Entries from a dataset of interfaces
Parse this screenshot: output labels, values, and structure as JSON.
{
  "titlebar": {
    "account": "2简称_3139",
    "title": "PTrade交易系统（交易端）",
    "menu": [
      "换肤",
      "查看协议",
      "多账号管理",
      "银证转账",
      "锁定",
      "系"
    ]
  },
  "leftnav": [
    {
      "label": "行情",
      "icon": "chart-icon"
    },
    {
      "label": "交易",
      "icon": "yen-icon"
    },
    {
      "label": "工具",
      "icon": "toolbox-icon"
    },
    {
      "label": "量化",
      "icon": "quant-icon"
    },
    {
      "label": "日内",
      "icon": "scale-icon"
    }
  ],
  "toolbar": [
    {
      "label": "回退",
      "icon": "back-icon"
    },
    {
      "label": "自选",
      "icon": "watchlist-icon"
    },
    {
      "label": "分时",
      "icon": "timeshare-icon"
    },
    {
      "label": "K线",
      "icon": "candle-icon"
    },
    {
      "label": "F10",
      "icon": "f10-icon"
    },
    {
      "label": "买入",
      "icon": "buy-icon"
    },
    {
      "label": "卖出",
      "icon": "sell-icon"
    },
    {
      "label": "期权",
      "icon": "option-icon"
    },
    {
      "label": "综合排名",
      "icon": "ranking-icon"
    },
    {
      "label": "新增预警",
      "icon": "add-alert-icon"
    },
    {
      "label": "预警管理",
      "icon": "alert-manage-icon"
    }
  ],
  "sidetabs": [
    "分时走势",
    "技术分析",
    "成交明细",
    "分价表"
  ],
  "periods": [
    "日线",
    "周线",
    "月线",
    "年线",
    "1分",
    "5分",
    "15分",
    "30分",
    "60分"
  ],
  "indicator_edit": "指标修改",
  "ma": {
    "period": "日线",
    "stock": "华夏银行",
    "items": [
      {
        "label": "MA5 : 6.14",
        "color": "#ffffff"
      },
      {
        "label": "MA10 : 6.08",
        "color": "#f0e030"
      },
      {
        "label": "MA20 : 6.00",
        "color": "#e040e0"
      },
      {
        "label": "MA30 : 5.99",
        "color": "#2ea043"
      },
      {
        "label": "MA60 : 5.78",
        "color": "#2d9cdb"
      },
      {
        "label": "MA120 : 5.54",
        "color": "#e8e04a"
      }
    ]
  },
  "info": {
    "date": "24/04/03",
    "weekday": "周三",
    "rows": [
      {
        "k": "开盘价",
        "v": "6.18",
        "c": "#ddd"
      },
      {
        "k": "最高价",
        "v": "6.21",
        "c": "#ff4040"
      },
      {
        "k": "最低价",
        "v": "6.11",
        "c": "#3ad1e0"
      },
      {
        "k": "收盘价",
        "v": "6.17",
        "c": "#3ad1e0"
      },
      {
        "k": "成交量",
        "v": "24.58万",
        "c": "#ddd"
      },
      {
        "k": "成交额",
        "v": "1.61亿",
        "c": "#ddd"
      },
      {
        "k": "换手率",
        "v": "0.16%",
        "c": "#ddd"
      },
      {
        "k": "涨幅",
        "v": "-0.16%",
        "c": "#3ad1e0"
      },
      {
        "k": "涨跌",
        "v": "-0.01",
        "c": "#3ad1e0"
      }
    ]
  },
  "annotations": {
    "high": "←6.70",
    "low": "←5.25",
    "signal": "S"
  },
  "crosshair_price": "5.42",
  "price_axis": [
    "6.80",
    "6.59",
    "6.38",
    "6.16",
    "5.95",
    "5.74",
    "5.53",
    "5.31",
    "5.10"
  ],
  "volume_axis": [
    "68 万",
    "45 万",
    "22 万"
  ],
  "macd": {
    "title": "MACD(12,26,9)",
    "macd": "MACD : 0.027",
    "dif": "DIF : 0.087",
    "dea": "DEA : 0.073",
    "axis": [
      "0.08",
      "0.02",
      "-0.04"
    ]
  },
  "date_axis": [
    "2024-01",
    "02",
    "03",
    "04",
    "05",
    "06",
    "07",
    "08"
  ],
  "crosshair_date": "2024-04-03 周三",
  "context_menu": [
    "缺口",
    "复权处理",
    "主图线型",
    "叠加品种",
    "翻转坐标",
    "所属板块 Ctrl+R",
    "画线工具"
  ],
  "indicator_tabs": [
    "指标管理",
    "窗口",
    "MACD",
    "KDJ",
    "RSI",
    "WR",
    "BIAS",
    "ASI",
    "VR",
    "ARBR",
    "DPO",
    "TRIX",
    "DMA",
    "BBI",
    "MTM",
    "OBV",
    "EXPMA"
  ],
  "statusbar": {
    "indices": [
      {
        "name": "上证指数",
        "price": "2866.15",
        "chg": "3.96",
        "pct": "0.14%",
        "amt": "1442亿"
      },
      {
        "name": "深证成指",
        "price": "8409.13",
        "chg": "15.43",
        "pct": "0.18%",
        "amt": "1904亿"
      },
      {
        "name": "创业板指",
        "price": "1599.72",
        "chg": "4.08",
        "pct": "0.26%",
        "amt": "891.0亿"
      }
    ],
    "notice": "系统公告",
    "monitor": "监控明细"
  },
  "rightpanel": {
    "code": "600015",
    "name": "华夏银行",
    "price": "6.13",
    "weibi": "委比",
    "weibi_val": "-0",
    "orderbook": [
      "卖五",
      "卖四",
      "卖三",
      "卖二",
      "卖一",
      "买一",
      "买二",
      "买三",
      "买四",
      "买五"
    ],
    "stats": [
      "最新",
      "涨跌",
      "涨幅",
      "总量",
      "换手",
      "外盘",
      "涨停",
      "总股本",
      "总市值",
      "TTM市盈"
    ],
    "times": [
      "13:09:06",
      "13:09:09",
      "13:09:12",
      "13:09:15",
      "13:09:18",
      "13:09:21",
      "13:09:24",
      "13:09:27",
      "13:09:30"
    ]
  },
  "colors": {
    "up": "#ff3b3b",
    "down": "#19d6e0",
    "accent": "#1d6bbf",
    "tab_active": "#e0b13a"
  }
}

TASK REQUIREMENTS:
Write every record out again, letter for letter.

EXERCISE RESULT:
Parse this screenshot: output labels, values, and structure as JSON.
{
  "titlebar": {
    "account": "2简称_3139",
    "title": "PTrade交易系统（交易端）",
    "menu": [
      "换肤",
      "查看协议",
      "多账号管理",
      "银证转账",
      "锁定",
      "系"
    ]
  },
  "leftnav": [
    {
      "label": "行情",
      "icon": "chart-icon"
    },
    {
      "label": "交易",
      "icon": "yen-icon"
    },
    {
      "label": "工具",
      "icon": "toolbox-icon"
    },
    {
      "label": "量化",
      "icon": "quant-icon"
    },
    {
      "label": "日内",
      "icon": "scale-icon"
    }
  ],
  "toolbar": [
    {
      "label": "回退",
      "icon": "back-icon"
    },
    {
      "label": "自选",
      "icon": "watchlist-icon"
    },
    {
      "label": "分时",
      "icon": "timeshare-icon"
    },
    {
      "label": "K线",
      "icon": "candle-icon"
    },
    {
      "label": "F10",
      "icon": "f10-icon"
    },
    {
      "label": "买入",
      "icon": "buy-icon"
    },
    {
      "label": "卖出",
      "icon": "sell-icon"
    },
    {
      "label": "期权",
      "icon": "option-icon"
    },
    {
      "label": "综合排名",
      "icon": "ranking-icon"
    },
    {
      "label": "新增预警",
      "icon": "add-alert-icon"
    },
    {
      "label": "预警管理",
      "icon": "alert-manage-icon"
    }
  ],
  "sidetabs": [
    "分时走势",
    "技术分析",
    "成交明细",
    "分价表"
  ],
  "periods": [
    "日线",
    "周线",
    "月线",
    "年线",
    "1分",
    "5分",
    "15分",
    "30分",
    "60分"
  ],
  "indicator_edit": "指标修改",
  "ma": {
    "period": "日线",
    "stock": "华夏银行",
    "items": [
      {
        "label": "MA5 : 6.14",
        "color": "#ffffff"
      },
      {
        "label": "MA10 : 6.08",
        "color": "#f0e030"
      },
      {
        "label": "MA20 : 6.00",
        "color": "#e040e0"
      },
      {
        "label": "MA30 : 5.99",
        "color": "#2ea043"
      },
      {
        "label": "MA60 : 5.78",
        "color": "#2d9cdb"
      },
      {
        "label": "MA120 : 5.54",
        "color": "#e8e04a"
      }
    ]
  },
  "info": {
    "date": "24/04/03",
    "weekday": "周三",
    "rows": [
      {
        "k": "开盘价",
        "v": "6.18",
        "c": "#ddd"
      },
      {
        "k": "最高价",
        "v": "6.21",
        "c": "#ff4040"
      },
      {
        "k": "最低价",
        "v": "6.11",
        "c": "#3ad1e0"
      },
      {
        "k": "收盘价",
        "v": "6.17",
        "c": "#3ad1e0"
      },
      {
        "k": "成交量",
        "v": "24.58万",
        "c": "#ddd"
      },
      {
        "k": "成交额",
        "v": "1.61亿",
        "c": "#ddd"
      },
      {
        "k": "换手率",
        "v": "0.16%",
        "c": "#ddd"
      },
      {
        "k": "涨幅",
        "v": "-0.16%",
        "c": "#3ad1e0"
      },
      {
        "k": "涨跌",
        "v": "-0.01",
        "c": "#3ad1e0"
      }
    ]
  },
  "annotations": {
    "high": "←6.70",
    "low": "←5.25",
    "signal": "S"
  },
  "crosshair_price": "5.42",
  "price_axis": [
    "6.80",
    "6.59",
    "6.38",
    "6.16",
    "5.95",
    "5.74",
    "5.53",
    "5.31",
    "5.10"
  ],
  "volume_axis": [
    "68 万",
    "45 万",
    "22 万"
  ],
  "macd": {
    "title": "MACD(12,26,9)",
    "macd": "MACD : 0.027",
    "dif": "DIF : 0.087",
    "dea": "DEA : 0.073",
    "axis": [
      "0.08",
      "0.02",
      "-0.04"
    ]
  },
  "date_axis": [
    "2024-01",
    "02",
    "03",
    "04",
    "05",
    "06",
    "07",
    "08"
  ],
  "crosshair_date": "2024-04-03 周三",
  "context_menu": [
    "缺口",
    "复权处理",
    "主图线型",
    "叠加品种",
    "翻转坐标",
    "所属板块 Ctrl+R",
    "画线工具"
  ],
  "indicator_tabs": [
    "指标管理",
    "窗口",
    "MACD",
    "KDJ",
    "RSI",
    "WR",
    "BIAS",
    "ASI",
    "VR",
    "ARBR",
    "DPO",
    "TRIX",
    "DMA",
    "BBI",
    "MTM",
    "OBV",
    "EXPMA"
  ],
  "statusbar": {
    "indices": [
      {
        "name": "上证指数",
        "price": "2866.15",
        "chg": "3.96",
        "pct": "0.14%",
        "amt": "1442亿"
      },
      {
        "name": "深证成指",
        "price": "8409.13",
        "chg": "15.43",
        "pct": "0.18%",
        "amt": "1904亿"
      },
      {
        "name": "创业板指",
        "price": "1599.72",
        "chg": "4.08",
        "pct": "0.26%",
        "amt": "891.0亿"
      }
    ],
    "notice": "系统公告",
    "monitor": "监控明细"
  },
  "rightpanel": {
    "code": "600015",
    "name": "华夏银行",
    "price": "6.13",
    "weibi": "委比",
    "weibi_val": "-0",
    "orderbook": [
      "卖五",
      "卖四",
      "卖三",
      "卖二",
      "卖一",
      "买一",
      "买二",
      "买三",
      "买四",
      "买五"
    ],
    "stats": [
      "最新",
      "涨跌",
      "涨幅",
      "总量",
      "换手",
      "外盘",
      "涨停",
      "总股本",
      "总市值",
      "TTM市盈"
    ],
    "times": [
      "13:09:06",
      "13:09:09",
      "13:09:12",
      "13:09:15",
      "13:09:18",
      "13:09:21",
      "13:09:24",
      "13:09:27",
      "13:09:30"
    ]
  },
  "colors": {
    "up": "#ff3b3b",
    "down": "#19d6e0",
    "accent": "#1d6bbf",
    "tab_active": "#e0b13a"
  }
}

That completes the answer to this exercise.